Small cell deployment could be planned or unplanned; deployed by both individuals in-home and/or by operators/3rd party agencies in campus-like environment, shopping malls, etc. While it enhances the overall capacity significantly, it also puts heavy burden on radio resource allocation and interference management. In order to circumvent this, 3GPP in Release 9, introduced SON (Self-Organizing Network). While SON has been able to address interference challenges to large extent, it has still not been able to optimize multiple objectives like throughput, network resource, energy and cost. Having said that, so far there have been more than 11 million deployments, by 47 operators globally.
Moving towards C-RAN
C-RAN primarily separates the RF and baseband functionalities. While RF would be handled by a compact RRH; the centralized BBU would be responsible for all operations, configurations and resource allocation across the coverage area. This could either be a data-centre or located in cloud (reason why C-RAN is alternatively called Cloud-RAN). Recently, China Mobile, in collaboration with Intel, carried out detailed investigation. C-RAN not only enables dynamic resource management across different cells, depending on real-time factors like - number of users in cell, traffic load, channel conditions, etc., but also provides host of other advantages like capex and opex savings, increased asset utilization, energy savings, etc.
As with most technological inventions, C-RAN comes up with its own challenges. Since RRH transmits oversampled I/Q symbols to BBU, there is a humongous amount of traffic that needs to be transmitted to BBU with very low latency (~1-2 micro-second). This is possible only if the communication between RRH and BBU takes place over high-speed optical fibre. While operators across the globe have been installing fibre for better connectivity, C-RAN makes fibre/very-high-speed-transmission (order of Gbps), a compulsive necessity. Countries in APAC region, particularly Japan, Korea and to certain extent China have large amount of fibre already deployed, especially in their big cities, while it is not the case in US, Europe, etc.
Impact of C-RAN on Small Cells?
C-RAN being in nascent stage; has no standards yet for resource management, energy savings, capacity optimization, etc. On the other hand, small cells have been existent for quite a while; and have in fact crossed the peak of ‘Hype-Cycle’, with good amount of success. In this context, it would be worth looking into the impact of C-RAN on small cells; and importantly, the difference between future version of small cells with segregated radio/baseband unit and C-RAN. This still remains unclear at this stage. While various operators, vendors and reports from Gartner, Fierce-Wireless, etc. have their own views, it looks like C-RAN will be highly effective in large, dense and fibre-present environment like train stations, airports, etc. while small cells might be a natural choice for homes and small offices.
Moreover, with the recent focus on cloudification and virtualization of telecom network functions (NFV), C-RAN is set to grow as a prominent technology.
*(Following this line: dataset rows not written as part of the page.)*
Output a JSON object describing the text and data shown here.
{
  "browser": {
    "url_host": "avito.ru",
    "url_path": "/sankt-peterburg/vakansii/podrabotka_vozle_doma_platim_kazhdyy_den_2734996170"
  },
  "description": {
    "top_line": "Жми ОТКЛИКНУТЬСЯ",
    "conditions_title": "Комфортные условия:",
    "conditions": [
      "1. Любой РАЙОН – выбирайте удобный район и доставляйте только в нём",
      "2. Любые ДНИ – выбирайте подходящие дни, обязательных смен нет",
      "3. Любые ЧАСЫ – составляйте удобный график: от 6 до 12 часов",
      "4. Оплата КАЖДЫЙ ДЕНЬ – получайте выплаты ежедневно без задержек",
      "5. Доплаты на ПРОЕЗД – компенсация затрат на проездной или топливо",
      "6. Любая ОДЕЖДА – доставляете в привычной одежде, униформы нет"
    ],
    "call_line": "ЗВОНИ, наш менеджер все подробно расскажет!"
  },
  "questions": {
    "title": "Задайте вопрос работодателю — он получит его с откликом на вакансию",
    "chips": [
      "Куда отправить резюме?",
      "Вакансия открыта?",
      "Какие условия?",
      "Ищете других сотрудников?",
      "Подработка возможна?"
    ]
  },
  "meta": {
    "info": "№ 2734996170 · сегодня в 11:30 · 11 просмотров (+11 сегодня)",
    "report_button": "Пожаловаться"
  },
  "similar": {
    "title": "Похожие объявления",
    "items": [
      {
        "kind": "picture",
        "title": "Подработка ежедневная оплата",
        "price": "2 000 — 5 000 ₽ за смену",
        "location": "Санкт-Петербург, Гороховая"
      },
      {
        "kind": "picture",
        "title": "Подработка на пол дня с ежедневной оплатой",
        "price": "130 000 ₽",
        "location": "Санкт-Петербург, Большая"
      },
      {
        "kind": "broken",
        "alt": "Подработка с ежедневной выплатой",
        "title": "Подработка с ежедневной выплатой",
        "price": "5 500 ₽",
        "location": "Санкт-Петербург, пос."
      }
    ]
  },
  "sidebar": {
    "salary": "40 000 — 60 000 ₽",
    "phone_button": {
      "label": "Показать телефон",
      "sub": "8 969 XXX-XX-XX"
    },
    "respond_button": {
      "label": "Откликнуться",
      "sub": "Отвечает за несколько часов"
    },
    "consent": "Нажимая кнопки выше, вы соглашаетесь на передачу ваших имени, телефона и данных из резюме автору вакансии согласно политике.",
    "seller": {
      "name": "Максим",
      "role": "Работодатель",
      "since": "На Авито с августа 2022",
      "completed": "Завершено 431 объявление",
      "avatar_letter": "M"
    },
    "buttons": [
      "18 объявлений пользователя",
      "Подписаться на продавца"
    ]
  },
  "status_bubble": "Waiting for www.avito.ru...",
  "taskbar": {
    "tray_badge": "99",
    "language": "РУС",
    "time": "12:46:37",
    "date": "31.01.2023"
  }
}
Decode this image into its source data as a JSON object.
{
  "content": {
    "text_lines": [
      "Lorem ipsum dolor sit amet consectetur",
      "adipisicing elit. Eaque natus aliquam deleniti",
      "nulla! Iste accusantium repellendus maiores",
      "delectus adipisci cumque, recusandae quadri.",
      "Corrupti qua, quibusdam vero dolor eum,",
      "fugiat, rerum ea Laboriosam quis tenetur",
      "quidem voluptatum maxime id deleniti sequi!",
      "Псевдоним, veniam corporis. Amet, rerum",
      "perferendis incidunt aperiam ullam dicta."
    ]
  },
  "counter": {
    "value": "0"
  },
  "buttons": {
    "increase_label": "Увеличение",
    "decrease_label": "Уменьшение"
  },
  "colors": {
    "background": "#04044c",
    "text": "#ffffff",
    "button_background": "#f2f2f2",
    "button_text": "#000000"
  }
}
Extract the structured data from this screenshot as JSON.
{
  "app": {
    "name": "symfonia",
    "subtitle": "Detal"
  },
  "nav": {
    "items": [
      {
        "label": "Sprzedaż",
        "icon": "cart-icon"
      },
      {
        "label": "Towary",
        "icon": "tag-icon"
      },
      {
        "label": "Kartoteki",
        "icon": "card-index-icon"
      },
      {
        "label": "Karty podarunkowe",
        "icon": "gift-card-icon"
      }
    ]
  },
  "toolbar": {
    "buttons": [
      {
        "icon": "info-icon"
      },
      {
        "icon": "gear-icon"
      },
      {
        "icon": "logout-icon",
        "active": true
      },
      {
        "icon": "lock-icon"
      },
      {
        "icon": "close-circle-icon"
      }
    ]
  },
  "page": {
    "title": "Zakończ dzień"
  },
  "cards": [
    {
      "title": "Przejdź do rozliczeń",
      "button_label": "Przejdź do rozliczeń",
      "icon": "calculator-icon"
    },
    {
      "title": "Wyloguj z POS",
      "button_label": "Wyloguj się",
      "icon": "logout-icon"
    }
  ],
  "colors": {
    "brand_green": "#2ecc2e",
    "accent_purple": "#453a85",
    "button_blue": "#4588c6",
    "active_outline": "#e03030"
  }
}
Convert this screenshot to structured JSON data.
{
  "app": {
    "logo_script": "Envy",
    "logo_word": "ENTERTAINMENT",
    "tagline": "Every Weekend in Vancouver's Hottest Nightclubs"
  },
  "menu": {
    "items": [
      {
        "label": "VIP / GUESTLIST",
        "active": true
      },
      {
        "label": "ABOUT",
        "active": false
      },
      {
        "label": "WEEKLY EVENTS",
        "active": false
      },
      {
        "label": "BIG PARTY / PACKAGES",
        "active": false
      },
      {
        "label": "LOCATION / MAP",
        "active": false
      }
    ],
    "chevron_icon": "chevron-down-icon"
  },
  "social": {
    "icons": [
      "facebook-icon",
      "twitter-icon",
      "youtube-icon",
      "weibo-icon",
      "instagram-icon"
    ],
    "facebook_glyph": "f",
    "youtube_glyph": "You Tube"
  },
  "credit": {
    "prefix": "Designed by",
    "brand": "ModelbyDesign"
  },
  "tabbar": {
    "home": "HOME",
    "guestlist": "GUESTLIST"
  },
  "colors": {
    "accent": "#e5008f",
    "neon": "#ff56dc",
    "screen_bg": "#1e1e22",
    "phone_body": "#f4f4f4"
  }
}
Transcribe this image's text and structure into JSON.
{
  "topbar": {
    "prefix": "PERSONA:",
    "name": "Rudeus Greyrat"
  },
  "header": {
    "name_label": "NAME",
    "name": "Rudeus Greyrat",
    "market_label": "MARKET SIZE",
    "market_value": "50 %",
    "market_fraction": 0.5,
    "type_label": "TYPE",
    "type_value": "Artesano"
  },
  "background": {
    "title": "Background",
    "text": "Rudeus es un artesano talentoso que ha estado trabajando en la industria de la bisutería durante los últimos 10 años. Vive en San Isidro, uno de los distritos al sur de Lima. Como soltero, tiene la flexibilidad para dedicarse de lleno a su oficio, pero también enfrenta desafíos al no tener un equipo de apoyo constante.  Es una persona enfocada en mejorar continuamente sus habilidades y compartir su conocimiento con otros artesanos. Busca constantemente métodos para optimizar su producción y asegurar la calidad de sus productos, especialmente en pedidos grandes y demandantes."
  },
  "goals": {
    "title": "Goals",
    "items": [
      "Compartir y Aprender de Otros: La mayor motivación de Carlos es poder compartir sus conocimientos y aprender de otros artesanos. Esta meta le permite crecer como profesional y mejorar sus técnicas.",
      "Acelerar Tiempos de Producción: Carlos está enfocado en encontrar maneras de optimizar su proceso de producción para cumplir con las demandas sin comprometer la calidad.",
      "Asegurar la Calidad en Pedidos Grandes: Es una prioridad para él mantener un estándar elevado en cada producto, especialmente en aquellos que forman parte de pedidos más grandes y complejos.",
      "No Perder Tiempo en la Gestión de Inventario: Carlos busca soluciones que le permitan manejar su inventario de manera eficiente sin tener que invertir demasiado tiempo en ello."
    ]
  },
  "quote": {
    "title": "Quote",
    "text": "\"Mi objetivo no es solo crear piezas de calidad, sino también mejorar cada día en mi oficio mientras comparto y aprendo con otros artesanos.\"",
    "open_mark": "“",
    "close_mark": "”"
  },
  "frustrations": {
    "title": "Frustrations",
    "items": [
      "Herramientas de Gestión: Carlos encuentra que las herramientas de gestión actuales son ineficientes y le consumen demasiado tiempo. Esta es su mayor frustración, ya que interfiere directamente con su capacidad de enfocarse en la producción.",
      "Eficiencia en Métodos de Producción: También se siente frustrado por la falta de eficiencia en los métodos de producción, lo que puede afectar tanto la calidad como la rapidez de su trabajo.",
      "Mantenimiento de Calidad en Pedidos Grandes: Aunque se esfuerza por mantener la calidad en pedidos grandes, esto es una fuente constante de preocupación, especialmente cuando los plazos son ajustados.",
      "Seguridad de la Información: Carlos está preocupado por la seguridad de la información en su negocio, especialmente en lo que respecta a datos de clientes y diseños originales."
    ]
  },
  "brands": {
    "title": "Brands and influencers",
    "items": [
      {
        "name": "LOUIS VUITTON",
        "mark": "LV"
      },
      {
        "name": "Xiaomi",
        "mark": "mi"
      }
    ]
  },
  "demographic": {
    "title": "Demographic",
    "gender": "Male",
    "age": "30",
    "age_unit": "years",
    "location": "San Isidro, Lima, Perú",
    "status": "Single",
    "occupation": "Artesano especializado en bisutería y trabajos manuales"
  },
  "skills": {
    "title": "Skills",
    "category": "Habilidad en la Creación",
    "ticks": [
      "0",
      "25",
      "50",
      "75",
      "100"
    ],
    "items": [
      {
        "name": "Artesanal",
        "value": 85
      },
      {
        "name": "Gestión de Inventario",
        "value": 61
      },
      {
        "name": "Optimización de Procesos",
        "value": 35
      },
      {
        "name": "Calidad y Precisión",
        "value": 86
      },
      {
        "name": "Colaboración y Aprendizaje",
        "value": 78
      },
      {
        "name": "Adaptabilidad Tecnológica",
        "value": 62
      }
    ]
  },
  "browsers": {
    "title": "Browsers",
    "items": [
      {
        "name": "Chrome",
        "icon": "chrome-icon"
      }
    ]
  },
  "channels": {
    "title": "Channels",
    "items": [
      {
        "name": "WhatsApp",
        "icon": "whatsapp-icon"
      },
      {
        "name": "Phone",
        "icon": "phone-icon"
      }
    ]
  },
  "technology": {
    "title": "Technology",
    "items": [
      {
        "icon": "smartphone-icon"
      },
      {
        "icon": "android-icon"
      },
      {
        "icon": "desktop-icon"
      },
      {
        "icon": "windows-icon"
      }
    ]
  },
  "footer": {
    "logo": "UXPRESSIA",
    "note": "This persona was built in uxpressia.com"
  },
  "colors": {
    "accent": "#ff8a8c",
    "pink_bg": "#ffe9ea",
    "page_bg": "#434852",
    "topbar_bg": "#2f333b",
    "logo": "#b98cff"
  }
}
Strikingly, even SmallCellForum, in 2014, have started a detailed study on bringing the aspect of virtualization in small cells; and the impact of NFV and Software-Defined Networking (SDN) in small cells. I believe that, over the coming months, it is imperative to have a closer look on the implication of SDN and NFV on these two technologies, before we could arrive at C-RAN v/s small cell conclusion.